Kollaboration

2017

Collaborative Project with Uli Aigner

 

JUNGLE PORCELAIN is a continuation of the artistic inquiry SUSTAINABILITY & SUBSISTENCE which Angelika Böck pursued - in collaboratio with the Kelabit jungle expert Wilson Bala - into the everyday survival practice of the Kelabit, an indigenous people living in the rainforest of central Borneo, where Böck stayed for seven years (since 2010). To reflect on her experience of dining in the wild, Böck invited the potter and artist Uli Aigner to produce a durable ‚tableware‘ suitable for her – and her indigenous friends’ – dinners in the jungle.

 

Aigner is internationally known for her ONE MILLION project, for which she produces unique and individually designed porcelain vessels which are at the same time objects for daily use of her customers as well as part of her artistic life project. Each ONE MILLION item is created in collaboration with its user and is geographically tracked over its lifetime – whether it be shared, exchanged or sold.

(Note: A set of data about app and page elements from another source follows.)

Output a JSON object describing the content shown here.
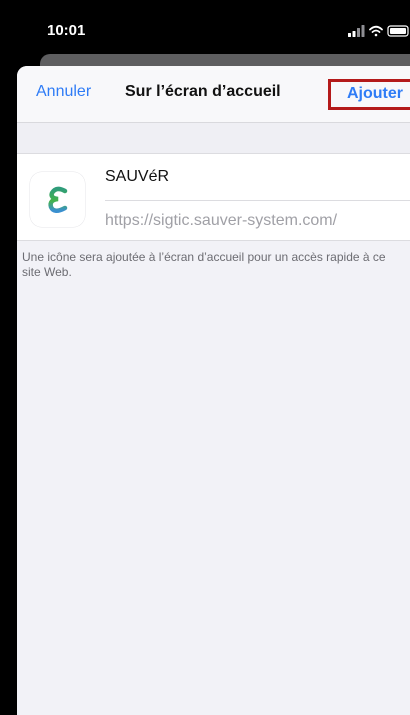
{
  "status_bar": {
    "time": "10:01"
  },
  "nav": {
    "cancel_label": "Annuler",
    "title": "Sur l’écran d’accueil",
    "add_label": "Ajouter"
  },
  "entry": {
    "name": "SAUVéR",
    "url": "https://sigtic.sauver-system.com/",
    "icon": "sauver-logo-icon"
  },
  "footer_note": "Une icône sera ajoutée à l’écran d’accueil pour un accès rapide à ce site Web.",
  "colors": {
    "accent": "#2f7cf6",
    "highlight_box": "#b41a1a",
    "background": "#f2f2f7"
  }
}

Aigner thereby has her own approach to reflect on history, tradition and globalization, as well as sustainability and subsistence.

 

JUNGLE PORCELAIN is a cooperation which aims to design and produce plates that remain durable for outdoor use for many years and are comfortably used without a table and may be hung onto a tree as well as serve as a lantern. The JUNGLE PORCELAIN pieces are made of thick porcelain and are equipped with a hole for hanging. In addition, they can be placed on a base, which can also be clamped between the knees. This base serves equally as a lantern and features the design of a bush knife and several animal traps, which Böck got to know as crucial for survival in the jungle.

 

The set of plates shall be used in the Kelabit Highlands at a permanent campsite which is being frequented for fishing and hunting, the way protein is still predominantly procured. The idea is to replace widely used plastic plates, corroding sheet metal or easy breakable porcelain plates, therby enhancing sustainability. At the same time this project draws attention to the fact that on the island of Borneo it is not an indigenous lifestyle which is responsible for a wildlife reduced or the rainforest destroyed.

 

The plates may be ordered through Uli Aigner via internet (which is being widely used in Bario only since 2017). The current design for the base of the porcelain plates may be replaced with what matters as a symbol for the individual user – in Bario or elsewhere – with respect to survival. 

 

The images are taken from a video by Michal Kosakowski